RECORDS SUPPLIED —
--------------------------------------------------

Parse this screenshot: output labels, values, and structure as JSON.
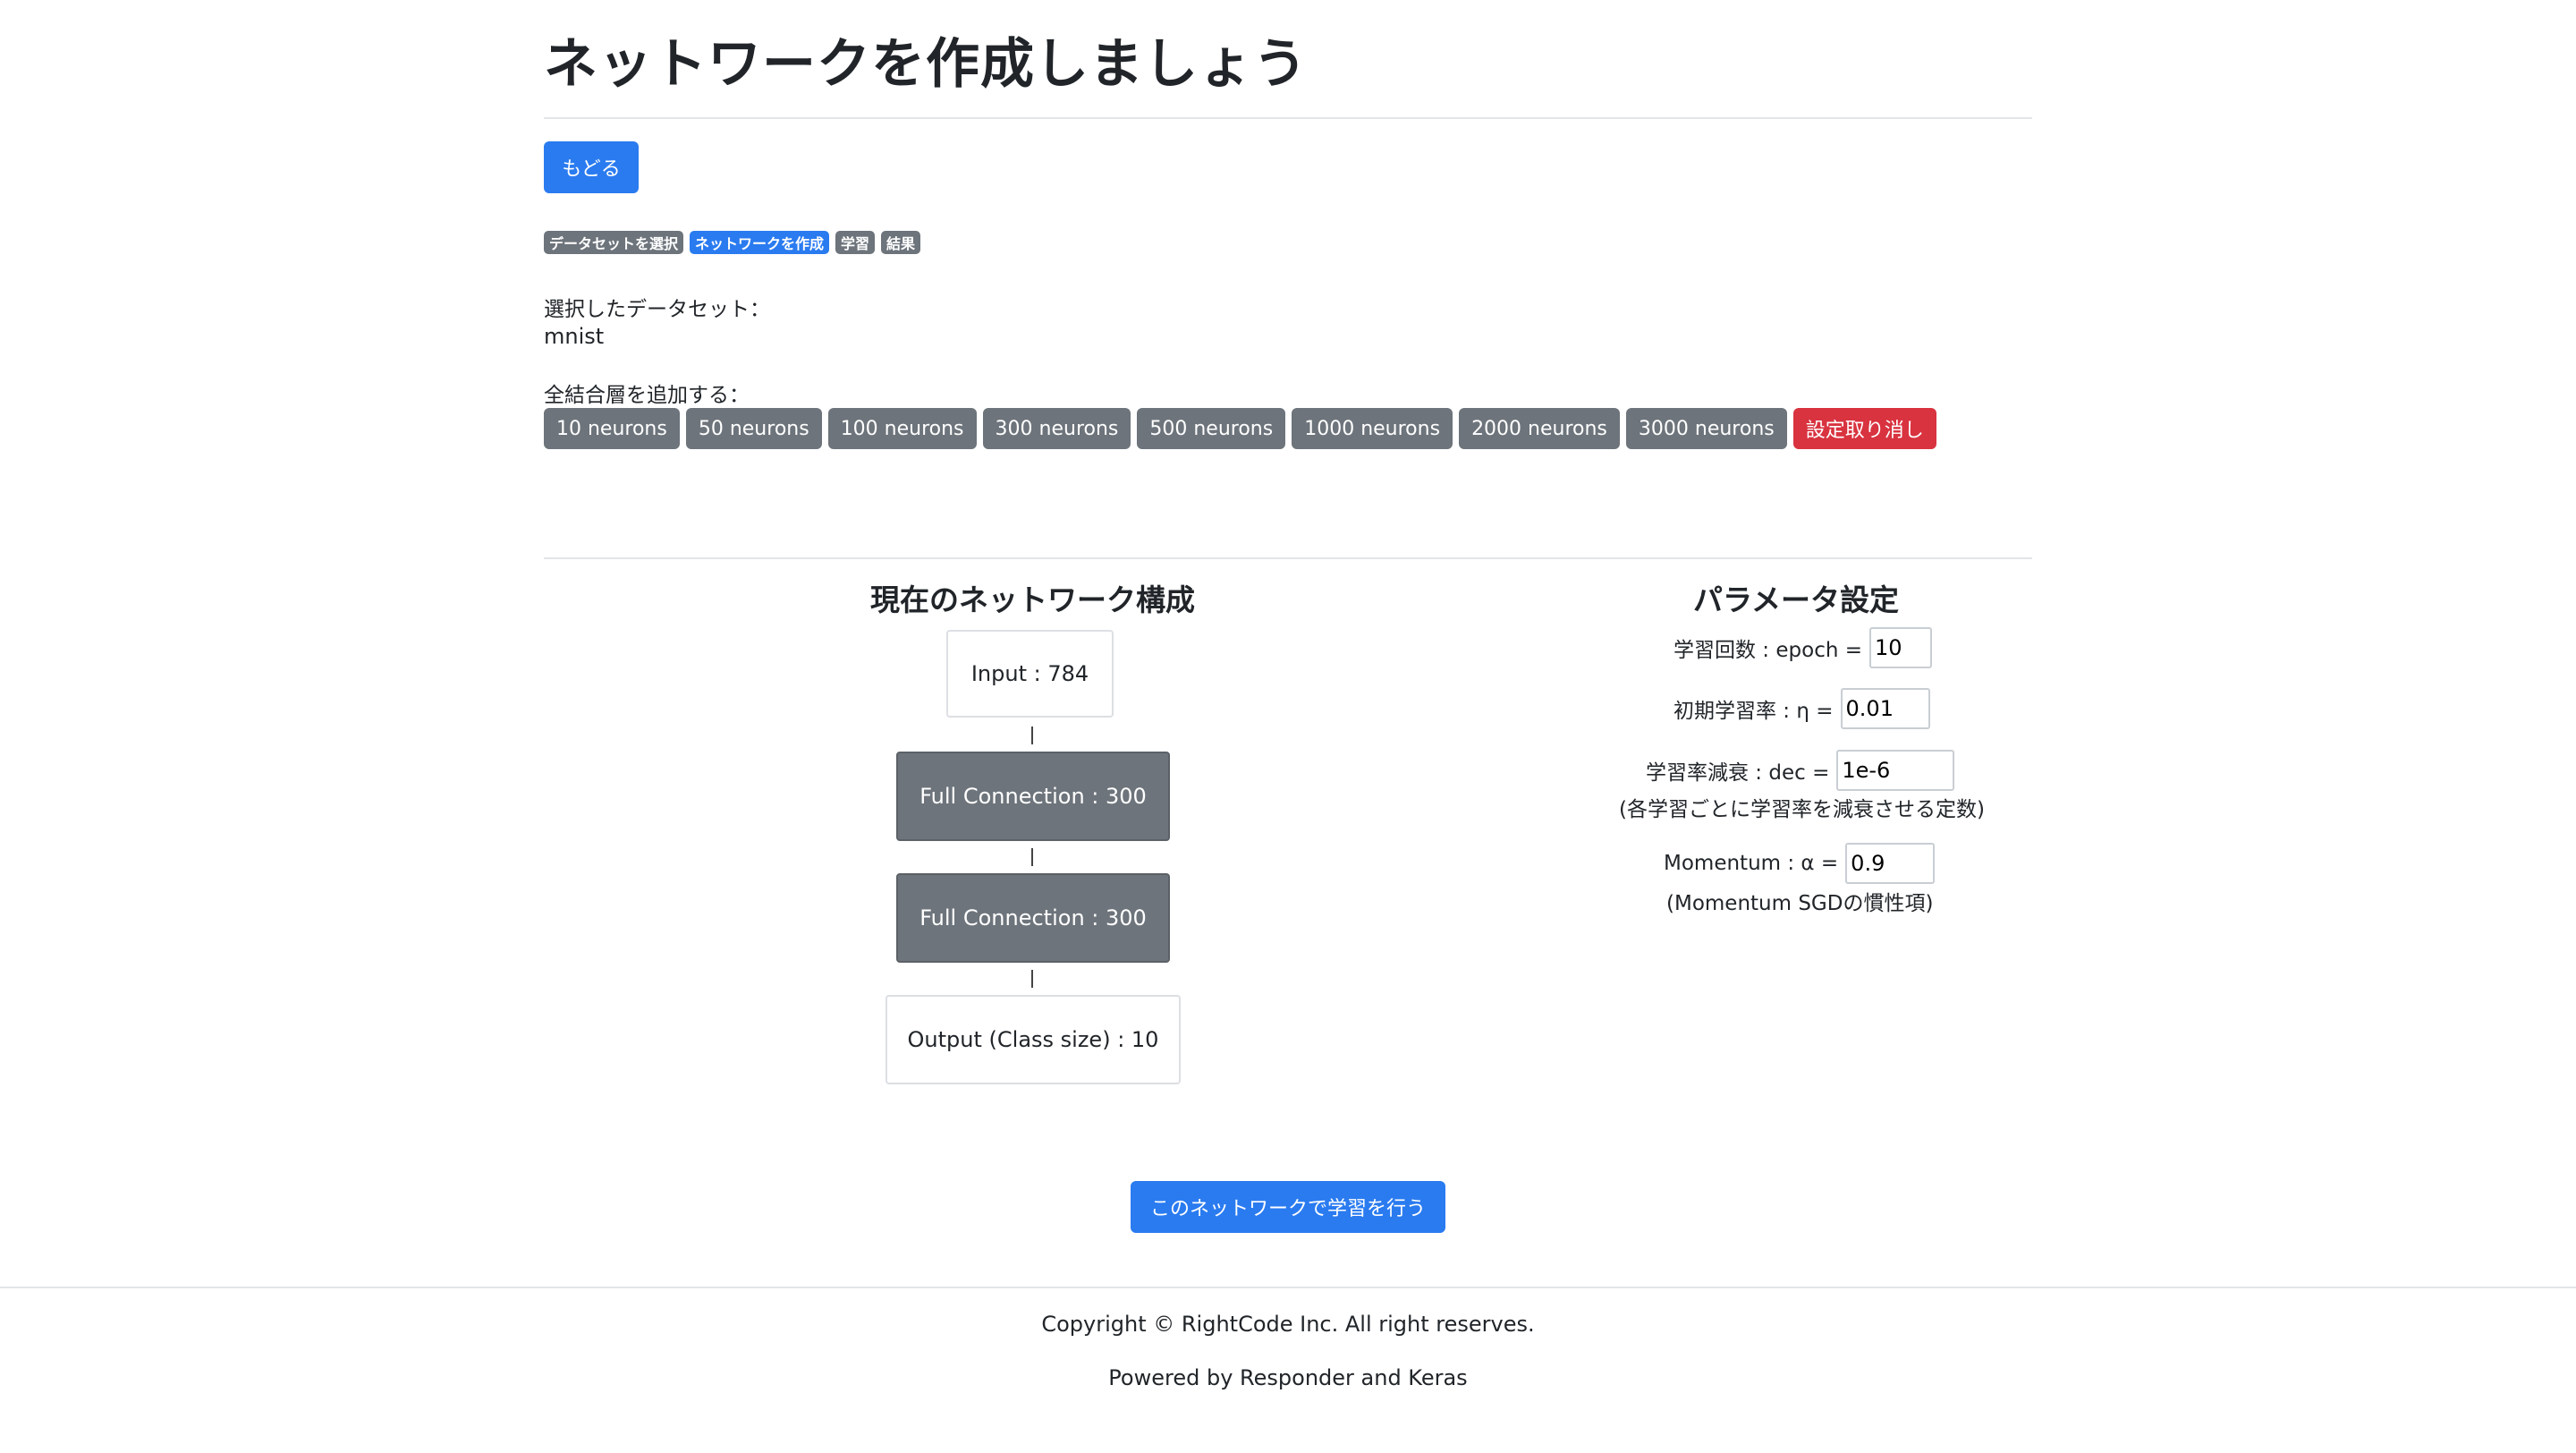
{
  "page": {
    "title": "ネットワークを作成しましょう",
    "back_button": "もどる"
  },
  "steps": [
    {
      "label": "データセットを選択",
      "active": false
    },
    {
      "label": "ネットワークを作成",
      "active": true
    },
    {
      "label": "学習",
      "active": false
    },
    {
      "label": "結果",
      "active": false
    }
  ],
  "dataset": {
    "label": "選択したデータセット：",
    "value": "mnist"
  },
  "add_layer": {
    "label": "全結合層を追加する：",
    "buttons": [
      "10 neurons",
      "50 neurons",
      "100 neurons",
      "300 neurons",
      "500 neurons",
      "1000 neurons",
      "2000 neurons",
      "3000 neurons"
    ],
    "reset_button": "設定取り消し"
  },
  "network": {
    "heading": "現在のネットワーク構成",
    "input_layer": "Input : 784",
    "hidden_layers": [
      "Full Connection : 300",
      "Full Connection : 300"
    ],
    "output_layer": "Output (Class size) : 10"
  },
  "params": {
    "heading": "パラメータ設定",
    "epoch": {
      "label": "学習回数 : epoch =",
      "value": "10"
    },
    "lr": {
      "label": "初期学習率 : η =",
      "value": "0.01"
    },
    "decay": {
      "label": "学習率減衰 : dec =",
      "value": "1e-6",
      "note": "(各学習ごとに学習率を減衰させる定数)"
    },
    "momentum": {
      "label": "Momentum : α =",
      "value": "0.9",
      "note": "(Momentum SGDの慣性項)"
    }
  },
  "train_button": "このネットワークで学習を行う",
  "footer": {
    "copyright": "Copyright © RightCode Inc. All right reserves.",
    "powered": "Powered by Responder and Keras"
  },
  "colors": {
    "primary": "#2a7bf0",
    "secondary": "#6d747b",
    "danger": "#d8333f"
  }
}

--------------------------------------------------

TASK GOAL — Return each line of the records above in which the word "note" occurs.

ANSWER BELOW —
      "note": "(各学習ごとに学習率を減衰させる定数)"
      "note": "(Momentum SGDの慣性項)"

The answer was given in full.